> _Exercise goal_
Only the pictures are to be omitted; every entry beneath should otherwise be duplicated exactly.

> _Supplied records_
* * * *

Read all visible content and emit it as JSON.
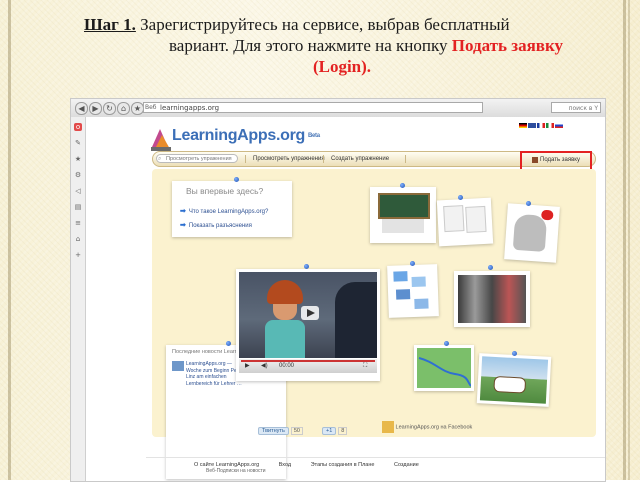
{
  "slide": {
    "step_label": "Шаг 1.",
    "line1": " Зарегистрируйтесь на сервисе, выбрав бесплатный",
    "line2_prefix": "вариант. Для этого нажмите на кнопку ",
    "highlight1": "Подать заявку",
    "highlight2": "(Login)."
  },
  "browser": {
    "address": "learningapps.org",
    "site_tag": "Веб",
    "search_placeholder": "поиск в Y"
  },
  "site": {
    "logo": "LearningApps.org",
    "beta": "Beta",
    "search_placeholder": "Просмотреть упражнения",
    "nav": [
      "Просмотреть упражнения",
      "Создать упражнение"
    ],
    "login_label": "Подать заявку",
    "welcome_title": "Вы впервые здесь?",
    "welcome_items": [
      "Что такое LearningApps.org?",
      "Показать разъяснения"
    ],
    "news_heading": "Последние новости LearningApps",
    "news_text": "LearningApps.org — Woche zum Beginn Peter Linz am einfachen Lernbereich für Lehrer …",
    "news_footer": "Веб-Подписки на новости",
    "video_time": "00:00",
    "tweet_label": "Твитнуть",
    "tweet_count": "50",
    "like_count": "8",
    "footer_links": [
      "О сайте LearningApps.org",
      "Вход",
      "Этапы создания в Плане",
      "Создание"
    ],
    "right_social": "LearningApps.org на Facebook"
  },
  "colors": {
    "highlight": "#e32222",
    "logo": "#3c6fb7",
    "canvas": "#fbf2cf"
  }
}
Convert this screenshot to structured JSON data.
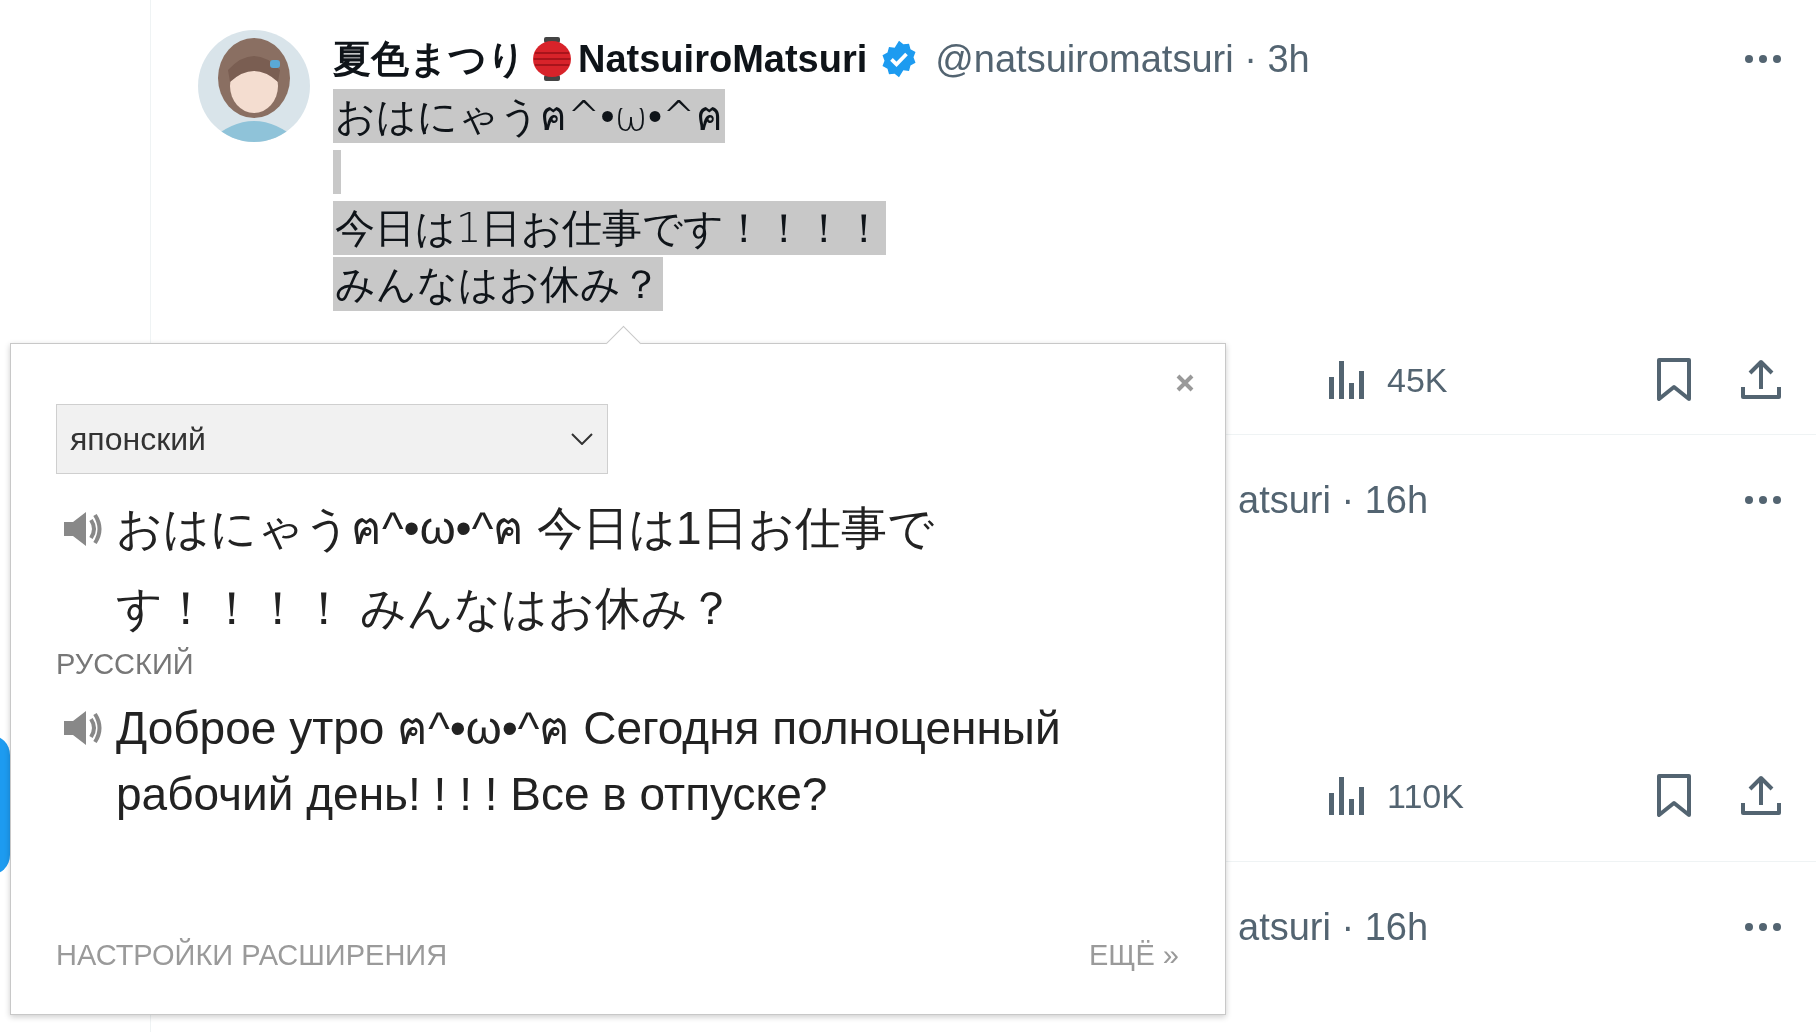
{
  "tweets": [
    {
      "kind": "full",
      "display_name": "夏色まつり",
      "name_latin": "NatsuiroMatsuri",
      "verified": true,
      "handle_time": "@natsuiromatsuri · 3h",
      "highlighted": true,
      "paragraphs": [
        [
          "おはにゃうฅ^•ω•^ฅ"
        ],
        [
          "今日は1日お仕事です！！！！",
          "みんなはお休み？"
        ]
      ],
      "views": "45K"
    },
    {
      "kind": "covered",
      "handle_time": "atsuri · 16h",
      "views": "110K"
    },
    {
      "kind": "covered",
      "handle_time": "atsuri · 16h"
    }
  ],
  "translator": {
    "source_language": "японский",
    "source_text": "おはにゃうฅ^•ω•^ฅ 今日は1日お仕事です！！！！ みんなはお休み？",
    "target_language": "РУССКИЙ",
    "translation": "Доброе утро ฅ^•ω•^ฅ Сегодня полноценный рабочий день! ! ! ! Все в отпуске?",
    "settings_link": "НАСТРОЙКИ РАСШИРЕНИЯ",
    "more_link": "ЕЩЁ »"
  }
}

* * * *

> _Exercise answer_
Read all visible content and emit it as JSON.
{
  "slide": {
    "step_label": "Шаг 1.",
    "line1": " Зарегистрируйтесь на сервисе, выбрав бесплатный",
    "line2_prefix": "вариант. Для этого нажмите на кнопку ",
    "highlight1": "Подать заявку",
    "highlight2": "(Login)."
  },
  "browser": {
    "address": "learningapps.org",
    "site_tag": "Веб",
    "search_placeholder": "поиск в Y"
  },
  "site": {
    "logo": "LearningApps.org",
    "beta": "Beta",
    "search_placeholder": "Просмотреть упражнения",
    "nav": [
      "Просмотреть упражнения",
      "Создать упражнение"
    ],
    "login_label": "Подать заявку",
    "welcome_title": "Вы впервые здесь?",
    "welcome_items": [
      "Что такое LearningApps.org?",
      "Показать разъяснения"
    ],
    "news_heading": "Последние новости LearningApps",
    "news_text": "LearningApps.org — Woche zum Beginn Peter Linz am einfachen Lernbereich für Lehrer …",
    "news_footer": "Веб-Подписки на новости",
    "video_time": "00:00",
    "tweet_label": "Твитнуть",
    "tweet_count": "50",
    "like_count": "8",
    "footer_links": [
      "О сайте LearningApps.org",
      "Вход",
      "Этапы создания в Плане",
      "Создание"
    ],
    "right_social": "LearningApps.org на Facebook"
  },
  "colors": {
    "highlight": "#e32222",
    "logo": "#3c6fb7",
    "canvas": "#fbf2cf"
  }
}
Convert this screenshot to structured JSON data.
{
  "tweets": [
    {
      "kind": "full",
      "display_name": "夏色まつり",
      "name_latin": "NatsuiroMatsuri",
      "verified": true,
      "handle_time": "@natsuiromatsuri · 3h",
      "highlighted": true,
      "paragraphs": [
        [
          "おはにゃうฅ^•ω•^ฅ"
        ],
        [
          "今日は1日お仕事です！！！！",
          "みんなはお休み？"
        ]
      ],
      "views": "45K"
    },
    {
      "kind": "covered",
      "handle_time": "atsuri · 16h",
      "views": "110K"
    },
    {
      "kind": "covered",
      "handle_time": "atsuri · 16h"
    }
  ],
  "translator": {
    "source_language": "японский",
    "source_text": "おはにゃうฅ^•ω•^ฅ 今日は1日お仕事です！！！！ みんなはお休み？",
    "target_language": "РУССКИЙ",
    "translation": "Доброе утро ฅ^•ω•^ฅ Сегодня полноценный рабочий день! ! ! ! Все в отпуске?",
    "settings_link": "НАСТРОЙКИ РАСШИРЕНИЯ",
    "more_link": "ЕЩЁ »"
  }
}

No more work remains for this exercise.